ORLANDO — There are less then 350 pediatric rheumatologists currently practicing in the United States, representing a substantial barrier to care for the 300,000 children with arthritis, 30,000 with systemic lupus erythematosus and 3,000 with juvenile dermatomyositis across the country, according to Cathy Patty-Resk, MSN, RN-BC, CPNP-BC, president-elect of the Rheumatology Nurses Society.

“The average age of a pediatric rheumatologist in the United States is 50 years, which means in the next 15 years, all of these folks are going to be retiring,” Patty-Resk, who practices at the Children’s Hospital of Michigan, told attendees at the 2019 Rheumatology Nurses Society Annual Conference. “The rheumatology fellowships are not filling their positions, and that means we are going to have even fewer pediatrician rheumatologists coming up.”
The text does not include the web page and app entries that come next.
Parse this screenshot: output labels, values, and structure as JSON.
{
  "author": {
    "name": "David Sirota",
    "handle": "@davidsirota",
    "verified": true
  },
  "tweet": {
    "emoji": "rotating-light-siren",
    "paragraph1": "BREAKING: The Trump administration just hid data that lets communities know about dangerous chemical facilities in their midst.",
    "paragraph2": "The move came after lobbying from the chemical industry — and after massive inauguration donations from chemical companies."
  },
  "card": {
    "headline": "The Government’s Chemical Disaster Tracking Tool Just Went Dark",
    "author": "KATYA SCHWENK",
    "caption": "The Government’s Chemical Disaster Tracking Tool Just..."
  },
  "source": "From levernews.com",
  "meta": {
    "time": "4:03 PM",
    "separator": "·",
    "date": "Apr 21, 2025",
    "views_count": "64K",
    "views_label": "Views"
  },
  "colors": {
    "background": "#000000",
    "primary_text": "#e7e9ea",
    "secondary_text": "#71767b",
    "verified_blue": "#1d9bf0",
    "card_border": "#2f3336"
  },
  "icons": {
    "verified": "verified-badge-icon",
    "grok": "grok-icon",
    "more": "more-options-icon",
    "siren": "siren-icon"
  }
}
As of 2017, nine states — mostly across the mid-West — had zero pediatric rheumatologists practicing within their borders, according to Patty-Resk, including Nevada, Idaho, Montana, Wyoming, New Mexico, Oklahoma, South Dakota, West Virginia and New Hampshire. Meanwhile, North Dakota, Nebraska, Louisiana, Kentucky and Rhode Island each had only one practicing pediatric rheumatologist that year, and Arkansas, Mississippi, Vermont and Maine only had two each.

California led the nation in the number of pediatric rheumatologists at the time with just 47.

There are less then 350 pediatric rheumatologists currently practicing in the United States, according to Patty-Resk.
Source: Adobe

“In Detroit, where I am, it’s just me and a rheumatologist,” Patty-Resk said. “Some states have many pediatric rheumatologists, but part of the problem is that not all of those people are fulltime working rheumatologists. Many are just part-time academic, or part-time clinical.”

According to Patty-Resk, the national average distance traveled to see a pediatric rheumatologist is 57 miles, compared with an average 25 miles traveled to visit other pediatric specialties.

Due to all of these factors, only a quarter of children with arthritis are receiving proper care and treatment, she said.

“That means that pediatric rheumatologists and pediatric providers are not taking care of these kids,” Patty-Resk said. “These kids are being taken care of by pediatricians, primary care, family practice and other folks.”

She later stressed the need for more pediatric providers trained in pediatric rheumatology, as well as loan forgiveness for physicians in pediatric rheumatology fellowship programs, ongoing rheumatology courses and telemedicine.

“I sit in a room full of residents in attending in our clinic, and when we have our limited downtime, I engage the residents in conversation,” Patty-Resk said. “These are people who are coming out of school with $400,000 of debt, and that is before they even think about a fellowship. They really need some help. This is serious.” – by Jason Laday


Patty-Resk C. Access to care. Presented at: Rheumatology Nurses Society Annual Conference; Aug. 7-10, 2010; Orlando, Florida.

Disclosure: Patty-Resk reports advisory board membership with Novartis and Sandoz.